Microsoft has issued an advisory for another zero-day Windows print spooler vulnerability tracked as CVE-2021-36958 that allows local attackers to gain SYSTEM privileges on a computer.
This vulnerability is part of a class of bugs known as ‘PrintNightmare,’ which abuses configuration settings for the Windows print spooler, print drivers, and the Windows Point and Print feature.
Microsoft released security updates in both July and August to fix various PrintNightmare vulnerabilities.
However, a vulnerability disclosed by security researcher Benjamin Delpy still allows threat actors to quickly gain SYSTEM privileges simply by connecting to a remote print server, as demonstrated below.
This vulnerability uses the CopyFile registry directive to copy a DLL file that opens a command prompt to the client along with a print driver when you connect to a printer.
While Microsoft’s recent security updates changed the new printer driver installation procedure so that it requires admin privileges, you will not be required to enter admin privileges to connect to a printer when that driver is already installed.

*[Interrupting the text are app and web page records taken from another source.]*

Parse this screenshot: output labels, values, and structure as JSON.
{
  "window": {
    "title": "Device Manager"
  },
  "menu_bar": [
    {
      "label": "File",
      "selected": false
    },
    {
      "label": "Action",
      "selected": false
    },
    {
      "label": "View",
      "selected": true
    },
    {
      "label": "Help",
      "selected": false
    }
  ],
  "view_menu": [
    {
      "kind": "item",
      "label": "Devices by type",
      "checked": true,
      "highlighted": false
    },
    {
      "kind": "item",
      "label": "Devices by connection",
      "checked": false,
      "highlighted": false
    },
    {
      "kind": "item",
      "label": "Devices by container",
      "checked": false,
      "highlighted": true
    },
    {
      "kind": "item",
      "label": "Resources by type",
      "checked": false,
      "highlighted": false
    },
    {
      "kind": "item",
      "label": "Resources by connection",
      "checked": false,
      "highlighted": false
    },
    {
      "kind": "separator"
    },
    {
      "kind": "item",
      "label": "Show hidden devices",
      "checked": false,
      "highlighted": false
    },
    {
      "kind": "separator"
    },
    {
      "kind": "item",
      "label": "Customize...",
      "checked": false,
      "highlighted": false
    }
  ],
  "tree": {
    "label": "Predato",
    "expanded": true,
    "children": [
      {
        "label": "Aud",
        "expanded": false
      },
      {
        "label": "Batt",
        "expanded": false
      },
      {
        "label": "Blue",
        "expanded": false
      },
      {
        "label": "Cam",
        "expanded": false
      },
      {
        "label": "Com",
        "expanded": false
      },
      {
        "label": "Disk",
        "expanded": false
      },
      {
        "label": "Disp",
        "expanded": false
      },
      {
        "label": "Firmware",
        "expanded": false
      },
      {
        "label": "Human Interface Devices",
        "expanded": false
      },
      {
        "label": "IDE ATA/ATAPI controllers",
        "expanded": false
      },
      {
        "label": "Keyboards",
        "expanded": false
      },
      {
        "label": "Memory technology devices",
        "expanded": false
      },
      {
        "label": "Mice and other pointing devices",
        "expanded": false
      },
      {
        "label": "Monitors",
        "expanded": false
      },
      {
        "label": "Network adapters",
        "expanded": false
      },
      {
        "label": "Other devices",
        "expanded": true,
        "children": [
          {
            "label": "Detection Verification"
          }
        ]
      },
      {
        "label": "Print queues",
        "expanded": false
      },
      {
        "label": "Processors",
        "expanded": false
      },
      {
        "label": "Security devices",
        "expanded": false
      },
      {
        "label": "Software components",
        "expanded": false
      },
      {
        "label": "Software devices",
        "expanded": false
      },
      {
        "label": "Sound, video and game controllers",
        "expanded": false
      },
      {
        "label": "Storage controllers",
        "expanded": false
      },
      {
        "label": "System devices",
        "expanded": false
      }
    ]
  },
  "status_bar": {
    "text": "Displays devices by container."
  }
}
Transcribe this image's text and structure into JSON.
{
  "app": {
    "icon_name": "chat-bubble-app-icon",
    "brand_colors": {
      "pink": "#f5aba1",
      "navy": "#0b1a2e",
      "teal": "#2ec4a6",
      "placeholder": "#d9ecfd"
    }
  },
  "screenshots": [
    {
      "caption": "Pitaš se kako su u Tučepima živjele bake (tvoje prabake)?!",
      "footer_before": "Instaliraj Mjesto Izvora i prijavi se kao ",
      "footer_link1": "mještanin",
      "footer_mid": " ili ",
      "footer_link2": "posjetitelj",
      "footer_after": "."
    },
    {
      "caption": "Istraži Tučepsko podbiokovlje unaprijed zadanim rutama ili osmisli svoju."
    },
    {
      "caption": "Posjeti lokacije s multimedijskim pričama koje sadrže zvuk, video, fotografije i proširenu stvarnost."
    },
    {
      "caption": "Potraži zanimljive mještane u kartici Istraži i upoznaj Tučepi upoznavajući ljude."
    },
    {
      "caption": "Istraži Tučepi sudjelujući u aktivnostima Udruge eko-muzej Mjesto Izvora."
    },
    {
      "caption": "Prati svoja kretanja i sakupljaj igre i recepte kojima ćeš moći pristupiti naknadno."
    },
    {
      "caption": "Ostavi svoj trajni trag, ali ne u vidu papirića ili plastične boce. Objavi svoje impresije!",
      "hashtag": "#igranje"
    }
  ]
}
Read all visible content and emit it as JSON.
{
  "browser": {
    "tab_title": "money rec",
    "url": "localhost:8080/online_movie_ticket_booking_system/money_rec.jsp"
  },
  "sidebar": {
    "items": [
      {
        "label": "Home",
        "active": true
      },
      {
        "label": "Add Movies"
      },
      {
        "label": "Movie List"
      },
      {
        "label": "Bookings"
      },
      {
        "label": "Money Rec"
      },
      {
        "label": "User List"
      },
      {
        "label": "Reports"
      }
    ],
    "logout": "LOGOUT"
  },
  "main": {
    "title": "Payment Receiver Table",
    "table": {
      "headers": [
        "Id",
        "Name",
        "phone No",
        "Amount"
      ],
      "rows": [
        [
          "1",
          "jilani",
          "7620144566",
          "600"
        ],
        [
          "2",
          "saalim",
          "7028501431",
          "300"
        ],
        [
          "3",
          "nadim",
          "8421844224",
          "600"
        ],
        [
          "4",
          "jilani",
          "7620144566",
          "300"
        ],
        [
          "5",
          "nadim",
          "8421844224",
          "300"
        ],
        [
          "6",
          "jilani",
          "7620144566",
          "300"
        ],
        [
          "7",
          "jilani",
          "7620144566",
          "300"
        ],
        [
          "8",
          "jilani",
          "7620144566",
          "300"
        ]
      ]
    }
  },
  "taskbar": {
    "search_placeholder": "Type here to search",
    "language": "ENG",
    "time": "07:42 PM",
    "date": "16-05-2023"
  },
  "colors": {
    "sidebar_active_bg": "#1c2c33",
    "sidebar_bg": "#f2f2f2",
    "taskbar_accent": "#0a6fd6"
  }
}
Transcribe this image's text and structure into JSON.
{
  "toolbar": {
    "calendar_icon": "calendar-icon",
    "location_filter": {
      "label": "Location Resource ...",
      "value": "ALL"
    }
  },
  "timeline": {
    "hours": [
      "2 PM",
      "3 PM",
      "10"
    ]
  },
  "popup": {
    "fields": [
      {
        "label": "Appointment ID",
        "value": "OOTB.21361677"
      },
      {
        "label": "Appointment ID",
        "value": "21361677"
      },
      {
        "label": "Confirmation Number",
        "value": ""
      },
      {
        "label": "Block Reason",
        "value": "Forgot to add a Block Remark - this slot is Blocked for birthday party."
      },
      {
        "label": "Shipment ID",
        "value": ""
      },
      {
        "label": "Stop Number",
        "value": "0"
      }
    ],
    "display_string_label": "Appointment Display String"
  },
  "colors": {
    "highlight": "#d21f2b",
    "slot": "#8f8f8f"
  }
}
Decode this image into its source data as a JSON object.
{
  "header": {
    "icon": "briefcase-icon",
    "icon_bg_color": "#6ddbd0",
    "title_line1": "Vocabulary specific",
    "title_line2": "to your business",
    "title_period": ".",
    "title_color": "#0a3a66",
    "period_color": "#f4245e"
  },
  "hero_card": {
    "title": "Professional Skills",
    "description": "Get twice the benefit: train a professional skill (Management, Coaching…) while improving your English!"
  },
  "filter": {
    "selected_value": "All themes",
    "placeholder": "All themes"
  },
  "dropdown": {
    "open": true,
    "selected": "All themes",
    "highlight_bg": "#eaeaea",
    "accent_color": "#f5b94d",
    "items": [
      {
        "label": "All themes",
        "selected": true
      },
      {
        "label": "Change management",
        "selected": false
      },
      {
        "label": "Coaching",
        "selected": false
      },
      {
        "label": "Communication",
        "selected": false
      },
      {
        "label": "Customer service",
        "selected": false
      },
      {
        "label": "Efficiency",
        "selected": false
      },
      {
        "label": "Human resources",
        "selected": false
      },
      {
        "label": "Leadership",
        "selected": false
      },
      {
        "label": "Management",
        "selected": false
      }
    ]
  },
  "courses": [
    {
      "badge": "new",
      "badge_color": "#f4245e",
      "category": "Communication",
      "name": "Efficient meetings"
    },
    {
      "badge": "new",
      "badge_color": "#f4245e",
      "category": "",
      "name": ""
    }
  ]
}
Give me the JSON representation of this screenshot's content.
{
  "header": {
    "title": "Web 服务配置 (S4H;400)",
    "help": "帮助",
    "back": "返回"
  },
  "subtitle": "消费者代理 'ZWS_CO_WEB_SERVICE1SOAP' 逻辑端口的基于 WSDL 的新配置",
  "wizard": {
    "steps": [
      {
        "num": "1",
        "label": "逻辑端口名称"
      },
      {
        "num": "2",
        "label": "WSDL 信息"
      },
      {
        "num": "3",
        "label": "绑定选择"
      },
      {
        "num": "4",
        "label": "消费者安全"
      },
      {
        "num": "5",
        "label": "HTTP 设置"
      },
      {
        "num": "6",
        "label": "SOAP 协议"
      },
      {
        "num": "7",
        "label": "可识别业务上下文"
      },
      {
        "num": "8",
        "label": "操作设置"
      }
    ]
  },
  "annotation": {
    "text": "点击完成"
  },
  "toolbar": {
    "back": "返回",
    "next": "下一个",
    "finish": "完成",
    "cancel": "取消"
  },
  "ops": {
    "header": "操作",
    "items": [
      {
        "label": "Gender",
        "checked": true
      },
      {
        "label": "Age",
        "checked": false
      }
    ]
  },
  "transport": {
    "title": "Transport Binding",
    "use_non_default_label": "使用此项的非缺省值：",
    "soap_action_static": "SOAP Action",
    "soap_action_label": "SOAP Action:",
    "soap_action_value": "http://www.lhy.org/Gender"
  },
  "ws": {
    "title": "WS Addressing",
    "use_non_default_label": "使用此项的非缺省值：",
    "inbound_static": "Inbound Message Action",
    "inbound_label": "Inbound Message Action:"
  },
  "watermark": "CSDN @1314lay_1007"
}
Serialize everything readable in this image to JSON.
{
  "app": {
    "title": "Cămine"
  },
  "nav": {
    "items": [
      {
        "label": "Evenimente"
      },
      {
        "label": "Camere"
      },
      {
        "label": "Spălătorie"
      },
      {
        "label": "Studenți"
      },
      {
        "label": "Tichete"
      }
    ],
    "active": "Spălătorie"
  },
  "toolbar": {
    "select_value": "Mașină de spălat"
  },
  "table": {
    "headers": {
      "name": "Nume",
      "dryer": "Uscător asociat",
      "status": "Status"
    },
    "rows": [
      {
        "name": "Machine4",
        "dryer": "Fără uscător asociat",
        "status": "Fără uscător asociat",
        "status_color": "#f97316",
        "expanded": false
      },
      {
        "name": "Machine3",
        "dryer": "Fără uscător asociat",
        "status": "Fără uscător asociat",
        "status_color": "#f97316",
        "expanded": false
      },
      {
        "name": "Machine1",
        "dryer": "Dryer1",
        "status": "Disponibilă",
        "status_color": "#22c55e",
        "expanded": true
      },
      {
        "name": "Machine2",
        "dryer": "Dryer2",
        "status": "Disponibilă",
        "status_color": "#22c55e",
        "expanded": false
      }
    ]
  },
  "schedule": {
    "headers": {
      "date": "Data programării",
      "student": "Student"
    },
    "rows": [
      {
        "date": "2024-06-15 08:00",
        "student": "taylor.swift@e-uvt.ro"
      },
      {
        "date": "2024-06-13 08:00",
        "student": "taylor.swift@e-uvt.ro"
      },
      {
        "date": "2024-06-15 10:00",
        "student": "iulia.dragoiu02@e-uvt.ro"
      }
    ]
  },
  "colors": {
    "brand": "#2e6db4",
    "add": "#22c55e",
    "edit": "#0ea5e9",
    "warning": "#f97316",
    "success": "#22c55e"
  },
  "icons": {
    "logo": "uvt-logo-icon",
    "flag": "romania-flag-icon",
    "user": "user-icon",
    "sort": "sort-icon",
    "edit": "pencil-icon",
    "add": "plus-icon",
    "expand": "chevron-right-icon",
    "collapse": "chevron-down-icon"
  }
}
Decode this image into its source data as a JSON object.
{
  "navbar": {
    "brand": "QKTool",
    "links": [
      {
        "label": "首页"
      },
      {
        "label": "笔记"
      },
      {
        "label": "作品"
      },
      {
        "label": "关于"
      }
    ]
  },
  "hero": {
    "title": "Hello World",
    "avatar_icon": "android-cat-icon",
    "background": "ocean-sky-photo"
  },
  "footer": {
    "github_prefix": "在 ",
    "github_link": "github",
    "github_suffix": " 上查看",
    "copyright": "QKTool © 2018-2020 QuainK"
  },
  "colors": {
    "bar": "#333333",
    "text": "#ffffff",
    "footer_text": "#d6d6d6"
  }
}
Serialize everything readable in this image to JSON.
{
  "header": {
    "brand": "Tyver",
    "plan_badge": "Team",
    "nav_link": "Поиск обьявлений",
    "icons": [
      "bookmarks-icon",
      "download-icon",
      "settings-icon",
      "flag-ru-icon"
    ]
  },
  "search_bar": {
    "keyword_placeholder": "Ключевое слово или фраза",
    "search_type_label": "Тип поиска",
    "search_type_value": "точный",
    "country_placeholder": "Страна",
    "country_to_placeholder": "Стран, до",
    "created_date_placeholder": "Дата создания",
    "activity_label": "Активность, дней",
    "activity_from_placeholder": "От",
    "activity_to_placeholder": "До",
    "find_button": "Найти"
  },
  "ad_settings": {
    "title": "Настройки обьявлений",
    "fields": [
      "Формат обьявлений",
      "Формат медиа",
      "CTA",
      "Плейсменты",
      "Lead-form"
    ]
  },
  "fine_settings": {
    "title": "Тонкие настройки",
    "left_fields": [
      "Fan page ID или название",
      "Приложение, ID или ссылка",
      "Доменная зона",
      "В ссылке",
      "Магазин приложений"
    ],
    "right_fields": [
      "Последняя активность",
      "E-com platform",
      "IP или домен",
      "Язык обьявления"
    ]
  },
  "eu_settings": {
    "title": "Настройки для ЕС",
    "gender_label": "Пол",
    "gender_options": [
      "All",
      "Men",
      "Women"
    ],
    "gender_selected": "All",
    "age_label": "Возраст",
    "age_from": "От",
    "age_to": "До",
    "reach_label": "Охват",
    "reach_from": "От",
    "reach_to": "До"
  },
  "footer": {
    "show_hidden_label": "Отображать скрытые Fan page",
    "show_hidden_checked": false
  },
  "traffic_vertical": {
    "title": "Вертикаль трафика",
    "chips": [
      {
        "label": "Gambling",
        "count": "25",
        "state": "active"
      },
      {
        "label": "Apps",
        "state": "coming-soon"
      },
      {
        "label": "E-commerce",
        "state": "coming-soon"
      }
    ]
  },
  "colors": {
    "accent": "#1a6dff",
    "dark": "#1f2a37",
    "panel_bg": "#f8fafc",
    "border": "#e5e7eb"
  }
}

Furthermore, if the driver exists on a client, and thus does not need to be installed, connecting to a remote printer will still execute the CopyFile directive for non-admin users. This weakness allows Delpy’s DLL to be copied to the client and executed to open a SYSTEM-level command prompt.